EDITOR'S NOTE: From 2009-2011, Mark R. Jacobson (Twitter: @markondefense) served as the Deputy NATO Senior Civilian Representative in Afghanistan. He is now a Senior Advisor to the Truman National Security Project and a senior fellow at the German Marshall Fund.
From Mark Jacobson, Special to CNN
Some senior diplomats have called Afghan President Hamid Karzai the most difficult leader the United States has dealt with in modern times. In fairness, Afghanistan itself may be one of the most complex and unforgiving political environments any leader can ever have to deal with.
And deal with him they must. Since 2010 when, at a NATO summit in Lisbon, Portugal, Karzai expressed the collective wish of the Afghan people for self-reliance, the United States and our allies have been moving toward Afghanistan, taking the lead on security. Both sides understood that this transition was neither going to be easy - nor completed - without disagreements about approach.
Karzai sensibly said that the "maturity" of the NATO-Afghan partnership would provide for the discussion of these anticipated difficult issues, such as detentions, civilian casualties and corruption, and that there was a premium on the need to resolve these disputes "in a spirit of collaboration and teamwork."
Unfortunately, he has continued to remain less committed to that spirit of collaboration and partnership. As a result, the international effort in support of the Afghan people may be weakening.
By Mike Mount
Having warned about freezing weapons systems and risks to national security, the armed services are now trying to show members of Congress exactly how mandatory budget cuts will impact their states.
Just days before the forced spending cuts could begin to take effect, the Army and Navy are circulating estimates about which areas will be economically hit the hardest.
In documents sent to Congress and obtained by CNN, both the Army and Navy lay out the impacts on the services and industry that would be hit by the measures that may go into effect starting March 1. The forced spending cuts, mandated by a 2011 agreement to raise the federal debt ceiling, will take effect unless lawmakers come up with another deficit reduction plan.
The Army estimates that the cuts, known in Washington jargon as sequestration, will have a $15 billion economic impact across the country and affect more than 300,000 jobs nationwide.
The hardest hit states include Texas, Virginia and Pennsylvania, home to major Army facilities and industrial bases for the service.
The Army anticipates it will need to slash $18 billion in spending by the end of this fiscal year, ending September 30.

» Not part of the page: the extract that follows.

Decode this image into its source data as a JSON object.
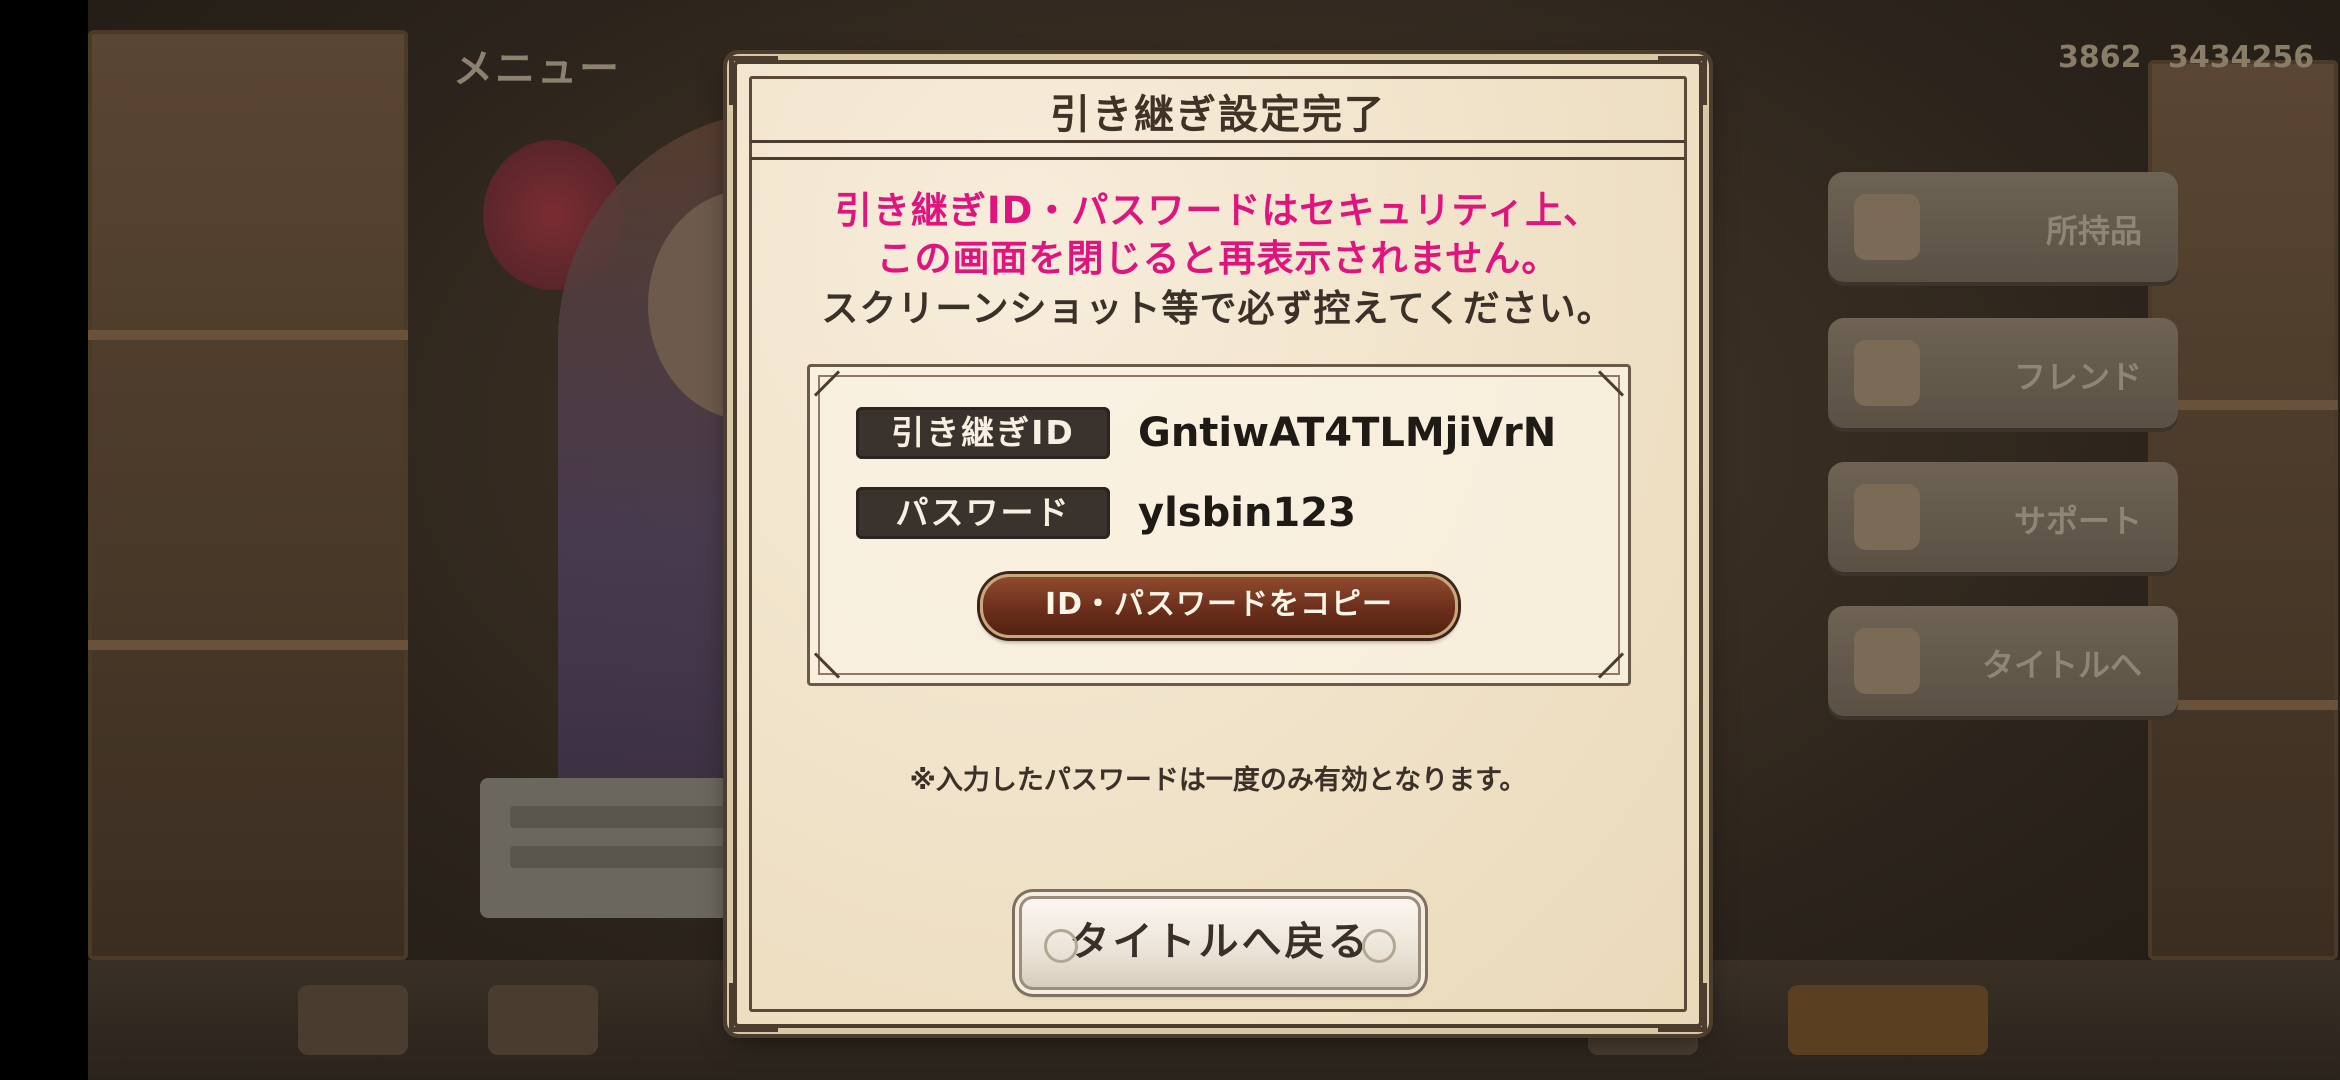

If the spending cuts are carried out, the Army would be required to furlough 251,000 of its civilian employees. It estimates that would save it $1.9 billion through the end of September. FULL POST
By Mike Mount
For the past month, the U.S. military has experienced something not seen for five years in Afghanistan: No combat deaths.
Three U.S. troops have died from hostile fire injuries since Jan. 1, and one of them succumbed to wounds sustained in December.
The trend marks the longest period without a U.S. combat death in America's longest war since 2008, and clearly reflects a strategy shift that leaves much of the fighting to Afghan security forces, whose deaths are going up.
Afghans now lead more than 80% of combat operations and control areas covering more than three-quarters of the population, according to U.S. military officials.
The U.S. military has pulled back from direct combat operations into the less dangerous role of advising and assisting Afghan forces.
American military officials said a cut in the number of American forces is another reason for the decline.